"With a linking verb such as is, feels, seems, or tastes, the predicate adjective bad is required, not the adverbial complement badly . . . ." Garner 81.
A Few Maybachs Isn't (read Aren't) Enough. (Jump headline, Wall Street Journal (wsj.com), August 8, 2011)
But a decade after Evans' [read Evans's] draft-night snub . . . . (From the same article)
"To form a singular possessive, add -'s to most singular nouns -- even those ending in -s, -ss, and -x (hence Jones's, Nichols's, witness's, Vitex's)." Garner 624. In fairness, journalism stylebooks typically favor Evans'. In this, journalism stylebooks are wrong.
Such political recognition is the beginning of the American system correcting [read American system's correcting] its mistakes. (Editorial, "A Downgrade Awakening," Wall Street Journal (wsj.com), August 9, 2011)
This is an old rule, all but dead, but let's salute it here. Correcting its mistakes is a gerund phrase -- a noun form constructed on the verb correct. If this had been an ordinary noun, we would all agree that the possessive case was appropriate: the American system's constitutional design. Since the gerund phrase operates as a noun, it also requires -- in theory, though rarely in practice -- the possessive case.
ERCOT officials have been reluctant to allow wholesale power prices to surge for significant periods of time [read for significant periods], however, in part because of the backlash against past spikes. (Tom Fowler, "More woes loom for electric grid," Houston Chronicle (chron.com), August 25, 2011)
Garner classifies this under verbosity. "Period of time is usualy unnecessary in place of either period or time." (Garner 599). I call it redundancy because period in this context means a portion or interval of time. So significant period of time translates as significant portion or interval of time of time.
And while we're on this sentence, some editor should have asked, "What kind of backlash?" Public backlash?
"Far too few of [Texas's] high-school graduates are actually prepared to go to college," [Secretary of Education Arne] Duncan told Bloomberg's Al Hunt. " feel very, very badly [read bad; omit very, very] for the children there.
"This intensifier [very], which functions both as an adjective and an adverb, surfaces repeatedly in flabby writing. In almost every context in which it appears, its omission would result in at most a negligible loss." Garner 816.
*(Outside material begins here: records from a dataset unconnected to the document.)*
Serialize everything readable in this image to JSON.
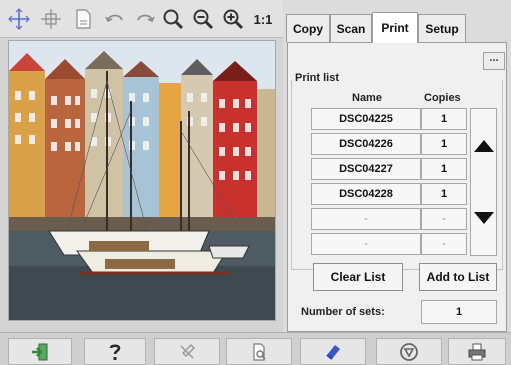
{
  "toolbar": {
    "items": [
      {
        "name": "crosshair-icon"
      },
      {
        "name": "move-icon"
      },
      {
        "name": "page-icon"
      },
      {
        "name": "rotate-left-icon"
      },
      {
        "name": "rotate-right-icon"
      },
      {
        "name": "zoom-fit-icon"
      },
      {
        "name": "zoom-out-icon"
      },
      {
        "name": "zoom-in-icon"
      }
    ],
    "actual_size_label": "1:1"
  },
  "tabs": [
    {
      "label": "Copy"
    },
    {
      "label": "Scan"
    },
    {
      "label": "Print",
      "active": true
    },
    {
      "label": "Setup"
    }
  ],
  "print_panel": {
    "more_label": "...",
    "print_list_label": "Print list",
    "col_name": "Name",
    "col_copies": "Copies",
    "rows": [
      {
        "name": "DSC04225",
        "copies": "1"
      },
      {
        "name": "DSC04226",
        "copies": "1"
      },
      {
        "name": "DSC04227",
        "copies": "1"
      },
      {
        "name": "DSC04228",
        "copies": "1"
      },
      {
        "name": "-",
        "copies": "-"
      },
      {
        "name": "-",
        "copies": "-"
      }
    ],
    "clear_list_label": "Clear List",
    "add_to_list_label": "Add to List",
    "number_of_sets_label": "Number of sets:",
    "number_of_sets_value": "1"
  },
  "bottom_bar": {
    "items": [
      {
        "name": "exit-icon"
      },
      {
        "name": "help-icon"
      },
      {
        "name": "disabled-tool-icon"
      },
      {
        "name": "preview-icon"
      },
      {
        "name": "eraser-icon"
      },
      {
        "name": "stop-icon"
      },
      {
        "name": "printer-icon"
      }
    ]
  },
  "colors": {
    "accent": "#2a39c9",
    "arrow": "#111111",
    "exit_icon": "#2f8a3a",
    "help_icon": "#2b2b2b"
  }
}
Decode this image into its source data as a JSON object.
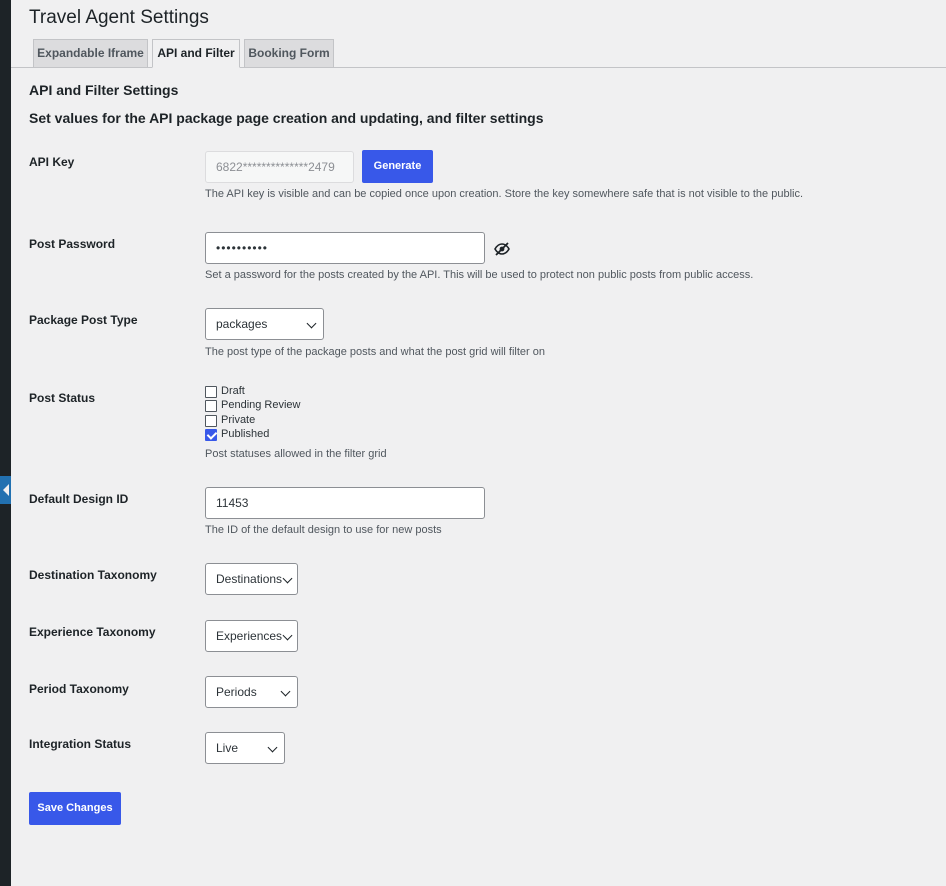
{
  "page": {
    "title": "Travel Agent Settings"
  },
  "tabs": [
    {
      "label": "Expandable Iframe"
    },
    {
      "label": "API and Filter"
    },
    {
      "label": "Booking Form"
    }
  ],
  "section": {
    "heading": "API and Filter Settings",
    "subheading": "Set values for the API package page creation and updating, and filter settings"
  },
  "api_key": {
    "label": "API Key",
    "value": "6822**************2479",
    "button": "Generate",
    "description": "The API key is visible and can be copied once upon creation. Store the key somewhere safe that is not visible to the public."
  },
  "post_password": {
    "label": "Post Password",
    "value": "••••••••••",
    "description": "Set a password for the posts created by the API. This will be used to protect non public posts from public access."
  },
  "package_post_type": {
    "label": "Package Post Type",
    "selected": "packages",
    "description": "The post type of the package posts and what the post grid will filter on"
  },
  "post_status": {
    "label": "Post Status",
    "options": [
      {
        "label": "Draft",
        "checked": false
      },
      {
        "label": "Pending Review",
        "checked": false
      },
      {
        "label": "Private",
        "checked": false
      },
      {
        "label": "Published",
        "checked": true
      }
    ],
    "description": "Post statuses allowed in the filter grid"
  },
  "default_design": {
    "label": "Default Design ID",
    "value": "11453",
    "description": "The ID of the default design to use for new posts"
  },
  "destination_taxonomy": {
    "label": "Destination Taxonomy",
    "selected": "Destinations"
  },
  "experience_taxonomy": {
    "label": "Experience Taxonomy",
    "selected": "Experiences"
  },
  "period_taxonomy": {
    "label": "Period Taxonomy",
    "selected": "Periods"
  },
  "integration_status": {
    "label": "Integration Status",
    "selected": "Live"
  },
  "save_button": "Save Changes",
  "colors": {
    "accent": "#3858e9",
    "background": "#f0f0f1",
    "admin_bar": "#1d2327"
  }
}
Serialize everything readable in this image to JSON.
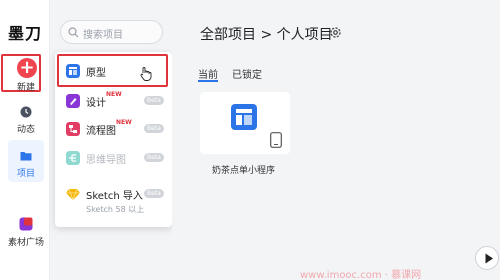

THREE THINGS are too wonderful for me; four I do not understand: the way of an eagle in the sky, the way of a serpent on a rock, the way of a ship on the high seas, and the way of a man with a virgin (Proverbs 30:18-19 (ESV).